While dutifully flagging the stream of celebrity flight to the Maldives, questions pricked our mind: while India groans under the sick and the dying, is it decent for public figures to traipse off for holidays? Is it even proper to boastfully demonstrate it on social media? Or even, what strings were pulled to get visas? As if echoing our thoughts, who has opened up about the holidaymakers but Nawazuddin Siddiqui, one of our best actors. “People don’t have food and you’re wasting money; have some shame…please don’t taunt those who are suffering,” fumed Nawaz in an interview. The preponderance of photos he attributes to the inner vacuity of the subjects, “What else will they talk about,” hissed Nawaz, his blood up. “Acting? They will run out of steam in two minutes.” Bull’s eye, Nawaz.

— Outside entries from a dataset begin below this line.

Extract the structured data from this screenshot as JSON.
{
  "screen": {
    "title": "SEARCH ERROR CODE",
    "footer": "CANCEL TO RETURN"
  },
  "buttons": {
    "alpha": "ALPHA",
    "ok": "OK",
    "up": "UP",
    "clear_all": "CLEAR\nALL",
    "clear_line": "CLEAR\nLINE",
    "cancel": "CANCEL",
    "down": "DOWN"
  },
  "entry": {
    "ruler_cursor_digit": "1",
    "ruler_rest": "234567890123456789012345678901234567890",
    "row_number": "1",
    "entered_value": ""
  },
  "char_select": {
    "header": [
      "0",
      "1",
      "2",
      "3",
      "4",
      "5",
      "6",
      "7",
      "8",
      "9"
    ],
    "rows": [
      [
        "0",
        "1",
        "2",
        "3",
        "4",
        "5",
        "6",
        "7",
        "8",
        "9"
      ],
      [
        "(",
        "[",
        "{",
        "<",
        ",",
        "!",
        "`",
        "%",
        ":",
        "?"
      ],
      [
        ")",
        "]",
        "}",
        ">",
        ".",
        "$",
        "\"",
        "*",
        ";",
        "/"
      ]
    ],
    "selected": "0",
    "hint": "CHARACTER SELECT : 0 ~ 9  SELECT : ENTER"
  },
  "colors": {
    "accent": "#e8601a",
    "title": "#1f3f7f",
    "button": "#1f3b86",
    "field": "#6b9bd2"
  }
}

The Oscars ceremony this year was shorn of the ostentation at the Dolby Theatre—the gleaming, grand stage, the tiered wave of applause and the delicately-lit massed ranks of tuxedos and gowns. But the venue chosen did not lack in grandeur: LA’s Union Station, a towered Art Deco masterpiece, with a clean, spacious, high-vaulted interior, built at a time when rail stations were a fit subject for architectural splendour. The winners and nominees were the most racially diverse ever, while top movies were united in their handling of themes sober, solemn, grim and saturated in conflict. The Best Picture was Nomadland—a hauntingly beautiful paean to the loss of one American dream, the call of the road and the aftertones of grief. Chloe Zhao won Best Director for it and Frances McDormand won Best Actress for her unsentimental, unforgettable portrayal of a maverick. Anthony Hopkins, that grizzled veteran, won Best Actor for The Father, and plays the eponymous Anthony, a dementia patient, with uncommon brio: bluff bravado in one scene, heartwrenching vulnerability in another. A similar performance was seen in Daniel Kaluuya’s impersonation of Black Panther leader Fred Hampton in Judas And The Black Messiah—his heavy-lidded Hampton soars into powerful peroration, then swoops into the darkest depths of reflection. His was a Best Supporting Actor effort. Korean actress Youn Yuh-jung won Best Supporting Actress for her quirkily funny grandmother in Minari, about an immigrant Korean family in ‘80s US. The cinematography Oscar went to the luscious black/white imageryof Erik Messerschmidt for Mank—a biographical tribute to the man who co-wrote the screenplay of Citizen Kane (1941) with Orson Welles, Herman Mankiewicz. And pals, one of the greatest movies of all time won just one Oscar: Best Screenplay.
A crowd of glitter was avoided at the Oscars, but the perfumed rustle of gowns and the celestial bodies who carry them did mount the red carpet (glory be!). For our purposes, we select two stars whose sartorial choice closely reflected their Oscar-worthy roles. British actress Carey Mulligan has been known for her demure, subdued style in her previous awards outings. This year, her metallic gold Valentino ensemble quickened heartbeats—the billowing skirt and the bandeau top spoke of her tough act in Promising Young Woman, about a girl who nurses a tragedy, then sacrifices herself in a startling act of revenge. Our other notable, Amanda Seyfried, had a simpler choice, Harking back to Golden Hollywood, which she inhabits (in Mank) and embodies (in the persona of actress Marion Davies). Her bold, red gown breathes power, privilege and sex appeal. Do the bust ruffles look strange? Stranger things went on in movietown 80 years ago.